App and web page records
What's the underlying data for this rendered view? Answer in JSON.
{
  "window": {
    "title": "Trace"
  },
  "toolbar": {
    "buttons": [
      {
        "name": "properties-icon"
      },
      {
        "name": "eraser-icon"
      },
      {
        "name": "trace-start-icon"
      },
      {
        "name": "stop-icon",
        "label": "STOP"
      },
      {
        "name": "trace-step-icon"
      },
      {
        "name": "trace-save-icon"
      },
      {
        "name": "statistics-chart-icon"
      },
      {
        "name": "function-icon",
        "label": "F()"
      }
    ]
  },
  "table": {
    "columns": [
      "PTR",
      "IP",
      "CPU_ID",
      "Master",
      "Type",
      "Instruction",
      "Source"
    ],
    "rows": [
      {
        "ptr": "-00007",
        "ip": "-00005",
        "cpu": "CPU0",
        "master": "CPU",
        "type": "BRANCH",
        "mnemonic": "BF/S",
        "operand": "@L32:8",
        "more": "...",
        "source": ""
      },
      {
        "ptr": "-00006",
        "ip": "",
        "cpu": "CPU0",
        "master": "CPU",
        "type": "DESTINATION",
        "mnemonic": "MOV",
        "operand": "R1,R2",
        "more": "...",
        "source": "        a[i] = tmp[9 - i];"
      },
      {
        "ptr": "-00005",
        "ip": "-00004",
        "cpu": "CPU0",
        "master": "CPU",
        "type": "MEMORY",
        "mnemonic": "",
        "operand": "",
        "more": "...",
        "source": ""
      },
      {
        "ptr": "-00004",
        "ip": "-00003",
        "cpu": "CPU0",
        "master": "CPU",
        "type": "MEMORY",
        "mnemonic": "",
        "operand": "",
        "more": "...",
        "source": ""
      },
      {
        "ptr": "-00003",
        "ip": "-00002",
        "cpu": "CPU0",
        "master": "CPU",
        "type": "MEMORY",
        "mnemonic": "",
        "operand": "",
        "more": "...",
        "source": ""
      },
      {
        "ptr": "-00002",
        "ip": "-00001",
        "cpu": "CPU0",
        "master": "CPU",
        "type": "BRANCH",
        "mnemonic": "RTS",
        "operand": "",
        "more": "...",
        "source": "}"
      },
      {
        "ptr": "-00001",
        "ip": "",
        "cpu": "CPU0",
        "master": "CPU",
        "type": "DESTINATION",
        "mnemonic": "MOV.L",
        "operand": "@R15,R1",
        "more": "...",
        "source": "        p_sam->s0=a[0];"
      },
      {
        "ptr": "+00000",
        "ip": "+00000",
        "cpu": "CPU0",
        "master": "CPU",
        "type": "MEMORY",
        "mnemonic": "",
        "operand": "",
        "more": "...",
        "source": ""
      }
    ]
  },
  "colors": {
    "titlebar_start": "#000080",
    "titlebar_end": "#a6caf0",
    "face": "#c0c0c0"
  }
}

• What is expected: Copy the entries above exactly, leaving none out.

• Result of the task:
What's the underlying data for this rendered view? Answer in JSON.
{
  "window": {
    "title": "Trace"
  },
  "toolbar": {
    "buttons": [
      {
        "name": "properties-icon"
      },
      {
        "name": "eraser-icon"
      },
      {
        "name": "trace-start-icon"
      },
      {
        "name": "stop-icon",
        "label": "STOP"
      },
      {
        "name": "trace-step-icon"
      },
      {
        "name": "trace-save-icon"
      },
      {
        "name": "statistics-chart-icon"
      },
      {
        "name": "function-icon",
        "label": "F()"
      }
    ]
  },
  "table": {
    "columns": [
      "PTR",
      "IP",
      "CPU_ID",
      "Master",
      "Type",
      "Instruction",
      "Source"
    ],
    "rows": [
      {
        "ptr": "-00007",
        "ip": "-00005",
        "cpu": "CPU0",
        "master": "CPU",
        "type": "BRANCH",
        "mnemonic": "BF/S",
        "operand": "@L32:8",
        "more": "...",
        "source": ""
      },
      {
        "ptr": "-00006",
        "ip": "",
        "cpu": "CPU0",
        "master": "CPU",
        "type": "DESTINATION",
        "mnemonic": "MOV",
        "operand": "R1,R2",
        "more": "...",
        "source": "        a[i] = tmp[9 - i];"
      },
      {
        "ptr": "-00005",
        "ip": "-00004",
        "cpu": "CPU0",
        "master": "CPU",
        "type": "MEMORY",
        "mnemonic": "",
        "operand": "",
        "more": "...",
        "source": ""
      },
      {
        "ptr": "-00004",
        "ip": "-00003",
        "cpu": "CPU0",
        "master": "CPU",
        "type": "MEMORY",
        "mnemonic": "",
        "operand": "",
        "more": "...",
        "source": ""
      },
      {
        "ptr": "-00003",
        "ip": "-00002",
        "cpu": "CPU0",
        "master": "CPU",
        "type": "MEMORY",
        "mnemonic": "",
        "operand": "",
        "more": "...",
        "source": ""
      },
      {
        "ptr": "-00002",
        "ip": "-00001",
        "cpu": "CPU0",
        "master": "CPU",
        "type": "BRANCH",
        "mnemonic": "RTS",
        "operand": "",
        "more": "...",
        "source": "}"
      },
      {
        "ptr": "-00001",
        "ip": "",
        "cpu": "CPU0",
        "master": "CPU",
        "type": "DESTINATION",
        "mnemonic": "MOV.L",
        "operand": "@R15,R1",
        "more": "...",
        "source": "        p_sam->s0=a[0];"
      },
      {
        "ptr": "+00000",
        "ip": "+00000",
        "cpu": "CPU0",
        "master": "CPU",
        "type": "MEMORY",
        "mnemonic": "",
        "operand": "",
        "more": "...",
        "source": ""
      }
    ]
  },
  "colors": {
    "titlebar_start": "#000080",
    "titlebar_end": "#a6caf0",
    "face": "#c0c0c0"
  }
}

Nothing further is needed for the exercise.